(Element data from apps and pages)
* * * *
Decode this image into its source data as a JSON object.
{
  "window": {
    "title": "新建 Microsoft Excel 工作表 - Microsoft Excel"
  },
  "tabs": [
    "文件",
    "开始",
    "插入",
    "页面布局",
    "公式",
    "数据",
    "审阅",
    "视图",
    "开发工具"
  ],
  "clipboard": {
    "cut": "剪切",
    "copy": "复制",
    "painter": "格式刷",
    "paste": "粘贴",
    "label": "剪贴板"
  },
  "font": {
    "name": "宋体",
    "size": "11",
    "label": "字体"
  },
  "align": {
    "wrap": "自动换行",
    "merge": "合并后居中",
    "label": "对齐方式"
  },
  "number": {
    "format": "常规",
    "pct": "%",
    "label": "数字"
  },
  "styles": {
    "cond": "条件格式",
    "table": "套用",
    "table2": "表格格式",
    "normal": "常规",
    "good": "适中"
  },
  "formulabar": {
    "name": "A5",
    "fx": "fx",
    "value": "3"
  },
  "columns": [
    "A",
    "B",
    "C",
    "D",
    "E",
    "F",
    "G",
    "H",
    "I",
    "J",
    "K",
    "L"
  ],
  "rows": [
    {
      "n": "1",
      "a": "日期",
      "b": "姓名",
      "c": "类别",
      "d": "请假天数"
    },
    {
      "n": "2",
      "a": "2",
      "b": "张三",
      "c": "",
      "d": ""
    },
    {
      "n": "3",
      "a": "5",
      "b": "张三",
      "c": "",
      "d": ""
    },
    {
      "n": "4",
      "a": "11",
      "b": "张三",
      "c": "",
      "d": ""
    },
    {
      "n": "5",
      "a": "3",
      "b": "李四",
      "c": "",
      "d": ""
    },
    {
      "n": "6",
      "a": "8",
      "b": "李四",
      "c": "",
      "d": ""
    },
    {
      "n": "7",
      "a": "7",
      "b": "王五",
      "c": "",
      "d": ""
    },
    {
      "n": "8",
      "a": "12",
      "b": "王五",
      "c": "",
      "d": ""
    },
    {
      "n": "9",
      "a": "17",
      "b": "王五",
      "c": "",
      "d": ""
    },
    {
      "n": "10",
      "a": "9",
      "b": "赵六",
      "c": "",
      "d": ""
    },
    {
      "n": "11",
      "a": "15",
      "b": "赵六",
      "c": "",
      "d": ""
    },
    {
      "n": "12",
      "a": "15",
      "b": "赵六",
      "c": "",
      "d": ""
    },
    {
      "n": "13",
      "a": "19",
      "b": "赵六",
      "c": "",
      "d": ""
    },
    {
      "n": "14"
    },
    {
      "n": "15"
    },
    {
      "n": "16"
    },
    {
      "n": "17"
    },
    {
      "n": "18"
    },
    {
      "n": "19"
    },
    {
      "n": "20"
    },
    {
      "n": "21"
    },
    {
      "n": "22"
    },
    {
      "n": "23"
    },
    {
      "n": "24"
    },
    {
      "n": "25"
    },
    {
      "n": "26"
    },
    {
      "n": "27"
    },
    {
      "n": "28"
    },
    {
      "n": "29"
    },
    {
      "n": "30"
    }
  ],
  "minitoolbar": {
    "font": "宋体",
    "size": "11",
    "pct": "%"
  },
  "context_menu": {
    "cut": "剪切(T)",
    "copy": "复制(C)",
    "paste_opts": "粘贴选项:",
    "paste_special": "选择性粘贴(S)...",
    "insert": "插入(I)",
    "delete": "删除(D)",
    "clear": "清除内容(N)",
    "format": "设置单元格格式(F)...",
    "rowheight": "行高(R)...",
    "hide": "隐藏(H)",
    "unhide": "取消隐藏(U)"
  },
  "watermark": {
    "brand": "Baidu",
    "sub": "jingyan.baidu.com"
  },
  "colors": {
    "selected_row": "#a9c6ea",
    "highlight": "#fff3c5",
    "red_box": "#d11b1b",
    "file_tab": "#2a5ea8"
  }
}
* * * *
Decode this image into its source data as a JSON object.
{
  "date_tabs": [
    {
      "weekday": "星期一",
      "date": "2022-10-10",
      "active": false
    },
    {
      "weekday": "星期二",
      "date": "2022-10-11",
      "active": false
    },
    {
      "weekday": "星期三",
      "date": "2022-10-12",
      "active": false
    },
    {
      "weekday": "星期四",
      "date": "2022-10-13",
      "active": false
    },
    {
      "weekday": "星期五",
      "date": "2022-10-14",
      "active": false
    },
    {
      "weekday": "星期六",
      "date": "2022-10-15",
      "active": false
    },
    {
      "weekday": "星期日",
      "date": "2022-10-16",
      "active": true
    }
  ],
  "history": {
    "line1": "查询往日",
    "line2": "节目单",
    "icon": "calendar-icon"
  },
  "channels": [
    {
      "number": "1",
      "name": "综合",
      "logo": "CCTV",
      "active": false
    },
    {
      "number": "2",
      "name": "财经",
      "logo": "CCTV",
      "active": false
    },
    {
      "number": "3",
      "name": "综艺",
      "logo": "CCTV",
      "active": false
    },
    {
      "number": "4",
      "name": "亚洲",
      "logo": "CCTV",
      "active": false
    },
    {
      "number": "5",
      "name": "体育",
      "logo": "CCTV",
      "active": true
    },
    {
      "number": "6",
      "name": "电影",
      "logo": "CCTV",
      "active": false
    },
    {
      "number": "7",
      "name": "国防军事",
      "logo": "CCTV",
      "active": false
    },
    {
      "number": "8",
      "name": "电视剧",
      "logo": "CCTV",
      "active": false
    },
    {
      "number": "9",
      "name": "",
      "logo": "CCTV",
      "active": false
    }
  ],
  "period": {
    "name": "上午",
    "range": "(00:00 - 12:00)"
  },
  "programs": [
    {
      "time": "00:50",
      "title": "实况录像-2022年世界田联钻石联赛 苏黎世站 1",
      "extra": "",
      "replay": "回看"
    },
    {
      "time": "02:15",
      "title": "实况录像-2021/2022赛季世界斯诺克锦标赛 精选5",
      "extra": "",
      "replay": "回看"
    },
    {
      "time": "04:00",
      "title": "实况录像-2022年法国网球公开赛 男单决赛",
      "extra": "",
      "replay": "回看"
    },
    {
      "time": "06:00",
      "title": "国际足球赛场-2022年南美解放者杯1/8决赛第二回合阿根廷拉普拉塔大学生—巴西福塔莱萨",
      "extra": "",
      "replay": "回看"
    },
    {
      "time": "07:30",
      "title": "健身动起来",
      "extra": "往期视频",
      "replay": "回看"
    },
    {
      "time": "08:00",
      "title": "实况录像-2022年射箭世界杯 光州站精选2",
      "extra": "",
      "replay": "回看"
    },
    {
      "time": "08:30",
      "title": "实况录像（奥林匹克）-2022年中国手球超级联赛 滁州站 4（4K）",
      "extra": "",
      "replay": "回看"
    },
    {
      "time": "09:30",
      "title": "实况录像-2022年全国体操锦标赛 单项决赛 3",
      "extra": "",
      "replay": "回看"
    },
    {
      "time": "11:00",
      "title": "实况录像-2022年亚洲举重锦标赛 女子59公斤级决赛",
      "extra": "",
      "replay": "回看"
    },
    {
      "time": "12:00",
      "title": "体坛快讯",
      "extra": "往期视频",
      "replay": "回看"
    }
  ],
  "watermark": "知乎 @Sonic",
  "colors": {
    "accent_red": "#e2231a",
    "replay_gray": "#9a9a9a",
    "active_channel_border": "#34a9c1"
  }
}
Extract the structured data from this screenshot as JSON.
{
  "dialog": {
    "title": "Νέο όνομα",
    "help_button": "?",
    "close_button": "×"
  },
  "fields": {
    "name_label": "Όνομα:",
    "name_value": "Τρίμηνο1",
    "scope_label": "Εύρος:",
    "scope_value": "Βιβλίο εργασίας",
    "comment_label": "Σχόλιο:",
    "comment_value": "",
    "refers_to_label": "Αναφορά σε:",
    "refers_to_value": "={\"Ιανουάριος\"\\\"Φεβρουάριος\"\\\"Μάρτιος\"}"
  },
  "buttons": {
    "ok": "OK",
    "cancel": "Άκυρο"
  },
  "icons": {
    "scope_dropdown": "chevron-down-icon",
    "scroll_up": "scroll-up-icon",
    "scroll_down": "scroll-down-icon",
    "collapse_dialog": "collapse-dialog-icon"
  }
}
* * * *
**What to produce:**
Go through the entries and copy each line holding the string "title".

**Problem solution:**
    "title": "新建 Microsoft Excel 工作表 - Microsoft Excel"
      "title": "实况录像-2022年世界田联钻石联赛 苏黎世站 1",
      "title": "实况录像-2021/2022赛季世界斯诺克锦标赛 精选5",
      "title": "实况录像-2022年法国网球公开赛 男单决赛",
      "title": "国际足球赛场-2022年南美解放者杯1/8决赛第二回合阿根廷拉普拉塔大学生—巴西福塔莱萨",
      "title": "健身动起来",
      "title": "实况录像-2022年射箭世界杯 光州站精选2",
      "title": "实况录像（奥林匹克）-2022年中国手球超级联赛 滁州站 4（4K）",
      "title": "实况录像-2022年全国体操锦标赛 单项决赛 3",
      "title": "实况录像-2022年亚洲举重锦标赛 女子59公斤级决赛",
      "title": "体坛快讯",
    "title": "Νέο όνομα",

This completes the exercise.